What you are asked to do: Find the string "Number" in the data, and copy out each line that has it.
=======
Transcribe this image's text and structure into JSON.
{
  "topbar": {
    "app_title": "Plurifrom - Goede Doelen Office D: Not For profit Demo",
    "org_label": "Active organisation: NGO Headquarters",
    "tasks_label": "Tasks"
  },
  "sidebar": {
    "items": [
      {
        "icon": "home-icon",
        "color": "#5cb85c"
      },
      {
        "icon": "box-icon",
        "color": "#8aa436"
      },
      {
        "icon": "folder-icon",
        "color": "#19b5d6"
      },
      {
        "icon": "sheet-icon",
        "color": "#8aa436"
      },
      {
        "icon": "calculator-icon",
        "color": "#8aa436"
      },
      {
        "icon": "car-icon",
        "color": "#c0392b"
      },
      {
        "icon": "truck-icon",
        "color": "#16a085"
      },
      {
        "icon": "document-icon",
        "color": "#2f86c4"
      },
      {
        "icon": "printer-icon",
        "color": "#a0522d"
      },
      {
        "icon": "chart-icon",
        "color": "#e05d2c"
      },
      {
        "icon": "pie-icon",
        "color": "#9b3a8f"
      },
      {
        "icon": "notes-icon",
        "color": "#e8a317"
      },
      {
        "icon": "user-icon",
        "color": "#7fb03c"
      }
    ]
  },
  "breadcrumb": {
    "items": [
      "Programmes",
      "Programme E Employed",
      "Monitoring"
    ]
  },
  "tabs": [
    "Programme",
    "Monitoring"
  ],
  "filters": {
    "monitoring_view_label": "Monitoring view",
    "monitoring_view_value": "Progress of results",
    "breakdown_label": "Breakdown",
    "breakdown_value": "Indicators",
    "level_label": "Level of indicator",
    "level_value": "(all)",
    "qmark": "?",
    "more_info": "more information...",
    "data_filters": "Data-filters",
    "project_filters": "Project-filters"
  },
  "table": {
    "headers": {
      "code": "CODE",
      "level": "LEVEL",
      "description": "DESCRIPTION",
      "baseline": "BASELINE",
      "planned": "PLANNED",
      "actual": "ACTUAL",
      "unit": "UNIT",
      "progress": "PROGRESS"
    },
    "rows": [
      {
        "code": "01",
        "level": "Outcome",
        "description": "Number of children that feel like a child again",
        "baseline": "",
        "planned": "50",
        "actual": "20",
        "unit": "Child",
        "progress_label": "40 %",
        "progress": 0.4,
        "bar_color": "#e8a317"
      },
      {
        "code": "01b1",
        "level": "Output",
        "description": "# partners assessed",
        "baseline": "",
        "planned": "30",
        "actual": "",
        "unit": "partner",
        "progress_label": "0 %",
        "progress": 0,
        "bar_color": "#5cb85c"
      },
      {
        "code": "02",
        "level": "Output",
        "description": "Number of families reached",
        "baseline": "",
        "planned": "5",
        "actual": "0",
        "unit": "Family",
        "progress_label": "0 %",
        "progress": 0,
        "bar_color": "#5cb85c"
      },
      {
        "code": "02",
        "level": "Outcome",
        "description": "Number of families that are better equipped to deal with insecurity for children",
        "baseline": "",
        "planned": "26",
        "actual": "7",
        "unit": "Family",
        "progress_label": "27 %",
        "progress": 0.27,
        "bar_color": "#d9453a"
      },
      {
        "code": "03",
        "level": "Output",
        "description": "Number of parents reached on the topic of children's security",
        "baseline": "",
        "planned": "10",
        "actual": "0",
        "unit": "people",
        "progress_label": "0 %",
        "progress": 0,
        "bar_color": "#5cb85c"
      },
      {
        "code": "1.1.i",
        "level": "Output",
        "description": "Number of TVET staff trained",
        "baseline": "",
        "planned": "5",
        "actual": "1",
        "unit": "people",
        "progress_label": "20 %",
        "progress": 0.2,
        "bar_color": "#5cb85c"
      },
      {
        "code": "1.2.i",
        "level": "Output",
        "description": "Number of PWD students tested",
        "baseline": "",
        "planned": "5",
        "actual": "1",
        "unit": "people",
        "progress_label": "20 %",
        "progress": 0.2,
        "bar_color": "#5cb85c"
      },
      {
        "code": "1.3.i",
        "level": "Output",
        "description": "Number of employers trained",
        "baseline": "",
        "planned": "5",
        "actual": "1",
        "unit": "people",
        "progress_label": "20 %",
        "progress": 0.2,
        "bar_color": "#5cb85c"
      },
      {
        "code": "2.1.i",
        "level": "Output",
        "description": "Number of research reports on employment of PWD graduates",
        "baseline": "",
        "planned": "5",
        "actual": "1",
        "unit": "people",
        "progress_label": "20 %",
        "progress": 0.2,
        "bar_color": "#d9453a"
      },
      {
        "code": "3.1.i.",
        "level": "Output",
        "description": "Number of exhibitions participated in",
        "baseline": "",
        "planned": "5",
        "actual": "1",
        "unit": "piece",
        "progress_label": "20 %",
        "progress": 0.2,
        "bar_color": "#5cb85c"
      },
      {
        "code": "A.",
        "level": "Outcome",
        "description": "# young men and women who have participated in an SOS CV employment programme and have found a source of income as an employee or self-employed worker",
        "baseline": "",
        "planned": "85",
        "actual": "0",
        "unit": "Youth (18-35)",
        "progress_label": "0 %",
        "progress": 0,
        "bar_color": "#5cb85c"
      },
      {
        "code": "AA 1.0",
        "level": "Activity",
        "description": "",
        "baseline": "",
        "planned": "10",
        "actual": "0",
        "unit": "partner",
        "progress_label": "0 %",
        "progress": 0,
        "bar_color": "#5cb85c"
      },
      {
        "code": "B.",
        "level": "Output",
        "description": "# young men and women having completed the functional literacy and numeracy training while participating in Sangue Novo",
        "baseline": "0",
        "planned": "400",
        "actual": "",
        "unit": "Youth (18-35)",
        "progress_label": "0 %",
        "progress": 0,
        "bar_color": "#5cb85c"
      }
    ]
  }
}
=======
Worked solution:
        "description": "Number of children that feel like a child again",
        "description": "Number of families reached",
        "description": "Number of families that are better equipped to deal with insecurity for children",
        "description": "Number of parents reached on the topic of children's security",
        "description": "Number of TVET staff trained",
        "description": "Number of PWD students tested",
        "description": "Number of employers trained",
        "description": "Number of research reports on employment of PWD graduates",
        "description": "Number of exhibitions participated in",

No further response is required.